*YOUR OBJECTIVE*. Each entry below needs to be copied exactly, with nothing dropped.

[Element data from apps and pages]
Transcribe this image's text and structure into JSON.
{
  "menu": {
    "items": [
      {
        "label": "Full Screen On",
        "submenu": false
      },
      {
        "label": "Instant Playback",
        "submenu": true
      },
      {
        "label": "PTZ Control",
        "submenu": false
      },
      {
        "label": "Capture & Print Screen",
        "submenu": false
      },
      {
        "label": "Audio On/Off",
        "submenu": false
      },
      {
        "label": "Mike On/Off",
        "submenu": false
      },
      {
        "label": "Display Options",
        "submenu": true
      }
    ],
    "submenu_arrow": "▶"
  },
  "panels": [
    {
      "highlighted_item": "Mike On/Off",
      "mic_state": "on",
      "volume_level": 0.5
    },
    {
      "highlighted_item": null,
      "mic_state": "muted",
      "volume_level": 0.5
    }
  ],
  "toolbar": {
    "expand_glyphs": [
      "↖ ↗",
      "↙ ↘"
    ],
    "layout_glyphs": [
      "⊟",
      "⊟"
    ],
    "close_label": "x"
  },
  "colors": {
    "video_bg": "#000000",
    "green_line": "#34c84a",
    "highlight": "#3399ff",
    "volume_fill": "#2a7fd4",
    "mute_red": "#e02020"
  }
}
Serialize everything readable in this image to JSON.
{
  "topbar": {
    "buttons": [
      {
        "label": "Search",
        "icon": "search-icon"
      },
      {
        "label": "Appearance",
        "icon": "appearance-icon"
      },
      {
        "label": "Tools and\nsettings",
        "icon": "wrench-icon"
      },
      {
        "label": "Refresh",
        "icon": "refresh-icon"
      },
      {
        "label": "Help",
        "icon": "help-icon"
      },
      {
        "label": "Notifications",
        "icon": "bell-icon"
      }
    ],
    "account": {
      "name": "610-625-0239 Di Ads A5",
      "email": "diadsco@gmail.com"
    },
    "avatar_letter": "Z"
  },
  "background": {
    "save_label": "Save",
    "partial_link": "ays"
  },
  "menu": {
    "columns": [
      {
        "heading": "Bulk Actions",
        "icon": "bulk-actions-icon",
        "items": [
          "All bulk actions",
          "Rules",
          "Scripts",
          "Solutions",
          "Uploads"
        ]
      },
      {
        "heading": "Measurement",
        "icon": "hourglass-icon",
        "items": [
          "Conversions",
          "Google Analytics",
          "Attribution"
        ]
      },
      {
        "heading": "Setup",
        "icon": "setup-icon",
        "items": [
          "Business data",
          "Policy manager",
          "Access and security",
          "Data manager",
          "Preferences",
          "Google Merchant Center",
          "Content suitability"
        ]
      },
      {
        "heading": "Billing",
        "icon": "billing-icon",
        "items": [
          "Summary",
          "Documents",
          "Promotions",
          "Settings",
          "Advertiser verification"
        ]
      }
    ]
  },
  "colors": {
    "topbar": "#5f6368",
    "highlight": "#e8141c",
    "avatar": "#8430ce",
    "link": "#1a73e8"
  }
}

*OUTPUT BELOW*.
Transcribe this image's text and structure into JSON.
{
  "menu": {
    "items": [
      {
        "label": "Full Screen On",
        "submenu": false
      },
      {
        "label": "Instant Playback",
        "submenu": true
      },
      {
        "label": "PTZ Control",
        "submenu": false
      },
      {
        "label": "Capture & Print Screen",
        "submenu": false
      },
      {
        "label": "Audio On/Off",
        "submenu": false
      },
      {
        "label": "Mike On/Off",
        "submenu": false
      },
      {
        "label": "Display Options",
        "submenu": true
      }
    ],
    "submenu_arrow": "▶"
  },
  "panels": [
    {
      "highlighted_item": "Mike On/Off",
      "mic_state": "on",
      "volume_level": 0.5
    },
    {
      "highlighted_item": null,
      "mic_state": "muted",
      "volume_level": 0.5
    }
  ],
  "toolbar": {
    "expand_glyphs": [
      "↖ ↗",
      "↙ ↘"
    ],
    "layout_glyphs": [
      "⊟",
      "⊟"
    ],
    "close_label": "x"
  },
  "colors": {
    "video_bg": "#000000",
    "green_line": "#34c84a",
    "highlight": "#3399ff",
    "volume_fill": "#2a7fd4",
    "mute_red": "#e02020"
  }
}
Serialize everything readable in this image to JSON.
{
  "topbar": {
    "buttons": [
      {
        "label": "Search",
        "icon": "search-icon"
      },
      {
        "label": "Appearance",
        "icon": "appearance-icon"
      },
      {
        "label": "Tools and\nsettings",
        "icon": "wrench-icon"
      },
      {
        "label": "Refresh",
        "icon": "refresh-icon"
      },
      {
        "label": "Help",
        "icon": "help-icon"
      },
      {
        "label": "Notifications",
        "icon": "bell-icon"
      }
    ],
    "account": {
      "name": "610-625-0239 Di Ads A5",
      "email": "diadsco@gmail.com"
    },
    "avatar_letter": "Z"
  },
  "background": {
    "save_label": "Save",
    "partial_link": "ays"
  },
  "menu": {
    "columns": [
      {
        "heading": "Bulk Actions",
        "icon": "bulk-actions-icon",
        "items": [
          "All bulk actions",
          "Rules",
          "Scripts",
          "Solutions",
          "Uploads"
        ]
      },
      {
        "heading": "Measurement",
        "icon": "hourglass-icon",
        "items": [
          "Conversions",
          "Google Analytics",
          "Attribution"
        ]
      },
      {
        "heading": "Setup",
        "icon": "setup-icon",
        "items": [
          "Business data",
          "Policy manager",
          "Access and security",
          "Data manager",
          "Preferences",
          "Google Merchant Center",
          "Content suitability"
        ]
      },
      {
        "heading": "Billing",
        "icon": "billing-icon",
        "items": [
          "Summary",
          "Documents",
          "Promotions",
          "Settings",
          "Advertiser verification"
        ]
      }
    ]
  },
  "colors": {
    "topbar": "#5f6368",
    "highlight": "#e8141c",
    "avatar": "#8430ce",
    "link": "#1a73e8"
  }
}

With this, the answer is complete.